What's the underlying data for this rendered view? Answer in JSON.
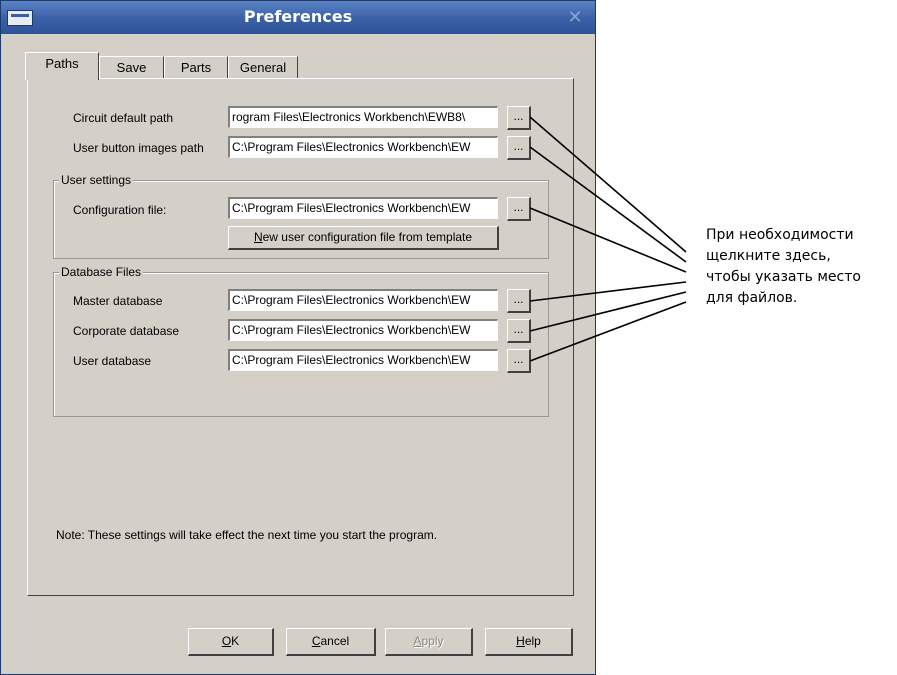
{
  "window": {
    "title": "Preferences",
    "close_glyph": "✕"
  },
  "tabs": [
    {
      "label": "Paths",
      "active": true
    },
    {
      "label": "Save",
      "active": false
    },
    {
      "label": "Parts",
      "active": false
    },
    {
      "label": "General",
      "active": false
    }
  ],
  "paths": {
    "circuit_label": "Circuit default path",
    "circuit_value": "rogram Files\\Electronics Workbench\\EWB8\\",
    "images_label": "User button images path",
    "images_value": "C:\\Program Files\\Electronics Workbench\\EW",
    "browse_label": "..."
  },
  "user_settings": {
    "title": "User settings",
    "config_label": "Configuration file:",
    "config_value": "C:\\Program Files\\Electronics Workbench\\EW",
    "new_config_prefix": "N",
    "new_config_rest": "ew user configuration file from template"
  },
  "database": {
    "title": "Database Files",
    "master_label": "Master database",
    "master_value": "C:\\Program Files\\Electronics Workbench\\EW",
    "corporate_label": "Corporate database",
    "corporate_value": "C:\\Program Files\\Electronics Workbench\\EW",
    "user_label": "User database",
    "user_value": "C:\\Program Files\\Electronics Workbench\\EW"
  },
  "note": "Note:  These settings will take effect the next time you start the program.",
  "buttons": {
    "ok_u": "O",
    "ok_rest": "K",
    "cancel_u": "C",
    "cancel_rest": "ancel",
    "apply_u": "A",
    "apply_rest": "pply",
    "help_u": "H",
    "help_rest": "elp"
  },
  "callout": {
    "line1": "При необходимости",
    "line2": "щелкните здесь,",
    "line3": "чтобы указать место",
    "line4": "для файлов."
  },
  "icons": [
    "window-menu-icon",
    "close-icon"
  ],
  "colors": {
    "titlebar": "#3c62a8",
    "dialog_bg": "#d4d0c8"
  }
}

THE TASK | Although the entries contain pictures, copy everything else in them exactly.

FINISHED TASK |
What's the underlying data for this rendered view? Answer in JSON.
{
  "window": {
    "title": "Preferences",
    "close_glyph": "✕"
  },
  "tabs": [
    {
      "label": "Paths",
      "active": true
    },
    {
      "label": "Save",
      "active": false
    },
    {
      "label": "Parts",
      "active": false
    },
    {
      "label": "General",
      "active": false
    }
  ],
  "paths": {
    "circuit_label": "Circuit default path",
    "circuit_value": "rogram Files\\Electronics Workbench\\EWB8\\",
    "images_label": "User button images path",
    "images_value": "C:\\Program Files\\Electronics Workbench\\EW",
    "browse_label": "..."
  },
  "user_settings": {
    "title": "User settings",
    "config_label": "Configuration file:",
    "config_value": "C:\\Program Files\\Electronics Workbench\\EW",
    "new_config_prefix": "N",
    "new_config_rest": "ew user configuration file from template"
  },
  "database": {
    "title": "Database Files",
    "master_label": "Master database",
    "master_value": "C:\\Program Files\\Electronics Workbench\\EW",
    "corporate_label": "Corporate database",
    "corporate_value": "C:\\Program Files\\Electronics Workbench\\EW",
    "user_label": "User database",
    "user_value": "C:\\Program Files\\Electronics Workbench\\EW"
  },
  "note": "Note:  These settings will take effect the next time you start the program.",
  "buttons": {
    "ok_u": "O",
    "ok_rest": "K",
    "cancel_u": "C",
    "cancel_rest": "ancel",
    "apply_u": "A",
    "apply_rest": "pply",
    "help_u": "H",
    "help_rest": "elp"
  },
  "callout": {
    "line1": "При необходимости",
    "line2": "щелкните здесь,",
    "line3": "чтобы указать место",
    "line4": "для файлов."
  },
  "icons": [
    "window-menu-icon",
    "close-icon"
  ],
  "colors": {
    "titlebar": "#3c62a8",
    "dialog_bg": "#d4d0c8"
  }
}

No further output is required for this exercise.